Advice to outgoing WashU students Definitely travel and go see all of the amazing countries and experience the different cultures in Asia, but make sure to spend enough time in Hong Kong to really understand how the city works and see all that it has to offer. There are so many fun and unique activities and areas to visit around the city that you can get a full abroad experience without having to travel every weekend. It's also incredibly rewarding to feel like a local at the end of the semester if you spend enough time in the city to get to know it well.
Advice to incoming exchange students Don't be afraid to reach out to local WashU students and get involved with clubs and groups on campus. There are so many things to do around campus and some even specialize around Asian cultures and students, so there are definitely great options to get involved but still have a more familiar community within all of WashU. Also, make an effort to expand your network beyond the people you know from your home university and become friends with a few local students who can show you all of the cool things to do around St. Louis. It's incredibly rewarding to make friendships that span the world and it's a cool way to see how cultures can differ in many small day-to-day activities.
 
Singapore Management University
Katie Zara: I really enjoyed my program and had some amazing unique experiences that aren't available in some of the more popular Olin programs. I'd love to share with people why I had such a great time in Singapore.
Advice to outgoing WashU students
When you're abroad, it's great to take advantage of cheap airfare and travel to nearby countries on weekends and school breaks. But don't travel so much that you prevent yourself from establishing some sort of routine in your study abroad city. The benefit of a full semester abroad is feeling like you actually live in the country you are studying in, and traveling every weekend can get in the way of that.

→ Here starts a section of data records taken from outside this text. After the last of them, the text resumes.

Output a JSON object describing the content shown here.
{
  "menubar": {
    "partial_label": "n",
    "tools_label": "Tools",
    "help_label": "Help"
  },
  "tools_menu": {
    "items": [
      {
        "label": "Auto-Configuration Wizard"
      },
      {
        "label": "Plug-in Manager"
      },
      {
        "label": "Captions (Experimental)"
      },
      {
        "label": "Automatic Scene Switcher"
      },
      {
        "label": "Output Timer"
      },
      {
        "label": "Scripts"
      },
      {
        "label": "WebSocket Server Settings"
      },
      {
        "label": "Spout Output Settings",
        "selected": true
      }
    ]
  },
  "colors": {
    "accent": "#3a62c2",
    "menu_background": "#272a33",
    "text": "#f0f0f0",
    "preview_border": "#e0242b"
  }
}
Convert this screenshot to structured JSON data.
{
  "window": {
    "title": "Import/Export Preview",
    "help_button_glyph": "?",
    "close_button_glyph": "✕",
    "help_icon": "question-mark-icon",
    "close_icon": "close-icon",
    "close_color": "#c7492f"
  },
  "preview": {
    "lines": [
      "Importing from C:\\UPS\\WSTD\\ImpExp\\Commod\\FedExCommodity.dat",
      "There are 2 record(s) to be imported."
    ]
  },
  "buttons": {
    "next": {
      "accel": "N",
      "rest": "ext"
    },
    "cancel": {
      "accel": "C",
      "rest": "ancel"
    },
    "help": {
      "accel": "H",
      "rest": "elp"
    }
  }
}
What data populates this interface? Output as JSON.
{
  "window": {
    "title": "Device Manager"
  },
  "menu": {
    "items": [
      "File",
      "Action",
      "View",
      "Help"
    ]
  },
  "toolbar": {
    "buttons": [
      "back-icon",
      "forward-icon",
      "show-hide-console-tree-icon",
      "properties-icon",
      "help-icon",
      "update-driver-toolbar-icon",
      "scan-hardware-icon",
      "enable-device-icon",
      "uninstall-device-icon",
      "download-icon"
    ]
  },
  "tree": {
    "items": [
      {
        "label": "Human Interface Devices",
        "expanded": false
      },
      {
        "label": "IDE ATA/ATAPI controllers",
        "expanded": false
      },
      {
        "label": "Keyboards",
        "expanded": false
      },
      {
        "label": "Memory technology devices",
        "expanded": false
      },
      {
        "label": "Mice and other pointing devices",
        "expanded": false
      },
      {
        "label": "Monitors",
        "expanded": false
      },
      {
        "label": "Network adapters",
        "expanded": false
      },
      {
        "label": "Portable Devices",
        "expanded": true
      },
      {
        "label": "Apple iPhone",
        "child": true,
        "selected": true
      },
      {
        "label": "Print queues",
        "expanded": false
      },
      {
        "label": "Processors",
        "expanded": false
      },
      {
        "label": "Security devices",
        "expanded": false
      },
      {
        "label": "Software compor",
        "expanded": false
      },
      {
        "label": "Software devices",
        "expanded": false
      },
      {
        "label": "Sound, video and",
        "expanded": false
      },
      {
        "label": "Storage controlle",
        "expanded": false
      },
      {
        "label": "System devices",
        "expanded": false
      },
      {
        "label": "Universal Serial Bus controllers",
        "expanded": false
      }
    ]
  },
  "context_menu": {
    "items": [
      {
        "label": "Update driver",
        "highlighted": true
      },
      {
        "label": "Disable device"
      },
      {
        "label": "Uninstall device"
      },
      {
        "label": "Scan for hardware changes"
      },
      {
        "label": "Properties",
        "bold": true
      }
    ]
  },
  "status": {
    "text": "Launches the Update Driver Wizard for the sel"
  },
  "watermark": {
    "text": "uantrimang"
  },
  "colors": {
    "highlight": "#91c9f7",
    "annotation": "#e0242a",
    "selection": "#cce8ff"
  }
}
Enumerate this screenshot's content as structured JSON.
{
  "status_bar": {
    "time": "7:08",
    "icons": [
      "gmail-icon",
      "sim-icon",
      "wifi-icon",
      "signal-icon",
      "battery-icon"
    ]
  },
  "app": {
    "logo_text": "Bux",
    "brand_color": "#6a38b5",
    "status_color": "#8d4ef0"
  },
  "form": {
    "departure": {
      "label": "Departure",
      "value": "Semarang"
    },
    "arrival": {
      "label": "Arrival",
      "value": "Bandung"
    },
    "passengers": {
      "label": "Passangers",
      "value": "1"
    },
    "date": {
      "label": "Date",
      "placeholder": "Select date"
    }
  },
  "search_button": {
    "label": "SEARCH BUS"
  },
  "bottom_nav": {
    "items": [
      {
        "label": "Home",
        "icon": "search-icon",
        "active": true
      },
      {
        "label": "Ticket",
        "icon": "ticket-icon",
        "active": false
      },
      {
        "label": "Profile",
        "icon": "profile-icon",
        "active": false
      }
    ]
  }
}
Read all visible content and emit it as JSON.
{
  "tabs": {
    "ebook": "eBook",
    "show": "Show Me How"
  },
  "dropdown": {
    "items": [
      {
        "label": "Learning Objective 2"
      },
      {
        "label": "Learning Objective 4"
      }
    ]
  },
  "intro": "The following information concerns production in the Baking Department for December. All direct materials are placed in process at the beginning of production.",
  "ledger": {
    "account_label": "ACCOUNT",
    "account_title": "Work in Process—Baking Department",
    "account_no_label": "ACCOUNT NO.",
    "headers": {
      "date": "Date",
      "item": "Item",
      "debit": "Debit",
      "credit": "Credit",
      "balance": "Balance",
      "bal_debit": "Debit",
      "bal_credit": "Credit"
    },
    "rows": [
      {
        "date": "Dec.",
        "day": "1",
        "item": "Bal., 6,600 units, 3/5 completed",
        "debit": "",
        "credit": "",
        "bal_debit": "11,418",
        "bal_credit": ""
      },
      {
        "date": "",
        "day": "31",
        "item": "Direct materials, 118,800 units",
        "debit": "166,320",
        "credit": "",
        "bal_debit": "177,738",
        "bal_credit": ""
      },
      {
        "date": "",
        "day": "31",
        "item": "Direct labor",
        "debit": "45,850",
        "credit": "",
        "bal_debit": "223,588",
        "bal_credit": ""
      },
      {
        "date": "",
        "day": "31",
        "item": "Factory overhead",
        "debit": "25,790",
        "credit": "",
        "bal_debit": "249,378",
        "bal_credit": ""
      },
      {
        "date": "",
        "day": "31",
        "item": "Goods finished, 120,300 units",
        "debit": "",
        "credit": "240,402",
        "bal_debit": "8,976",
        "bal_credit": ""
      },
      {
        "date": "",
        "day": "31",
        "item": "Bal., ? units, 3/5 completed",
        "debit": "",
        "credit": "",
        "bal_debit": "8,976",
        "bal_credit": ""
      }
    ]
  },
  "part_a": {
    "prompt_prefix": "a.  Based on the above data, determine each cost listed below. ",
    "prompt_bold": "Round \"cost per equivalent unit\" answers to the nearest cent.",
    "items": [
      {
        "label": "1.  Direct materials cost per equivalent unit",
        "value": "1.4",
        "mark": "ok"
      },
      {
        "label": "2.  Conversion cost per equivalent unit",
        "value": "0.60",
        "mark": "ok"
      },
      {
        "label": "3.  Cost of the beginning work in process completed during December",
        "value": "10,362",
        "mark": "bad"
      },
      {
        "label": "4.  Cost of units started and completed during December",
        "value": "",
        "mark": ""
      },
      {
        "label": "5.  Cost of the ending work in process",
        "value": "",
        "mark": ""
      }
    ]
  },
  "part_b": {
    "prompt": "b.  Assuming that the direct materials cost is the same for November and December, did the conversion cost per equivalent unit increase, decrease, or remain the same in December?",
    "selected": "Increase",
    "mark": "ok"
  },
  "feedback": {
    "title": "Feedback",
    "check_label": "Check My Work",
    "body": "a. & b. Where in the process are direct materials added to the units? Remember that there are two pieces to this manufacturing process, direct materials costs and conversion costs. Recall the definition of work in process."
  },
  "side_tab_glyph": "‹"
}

Advice to incoming exchange studentsYou may have to make an effort to meet local students but it's worth it and the local students will be happy to show you around or take you out to eat at a local St. Louis favorite. Once I started getting meals with Singaporeans I learned so much more about the culture from the perspective of a college student.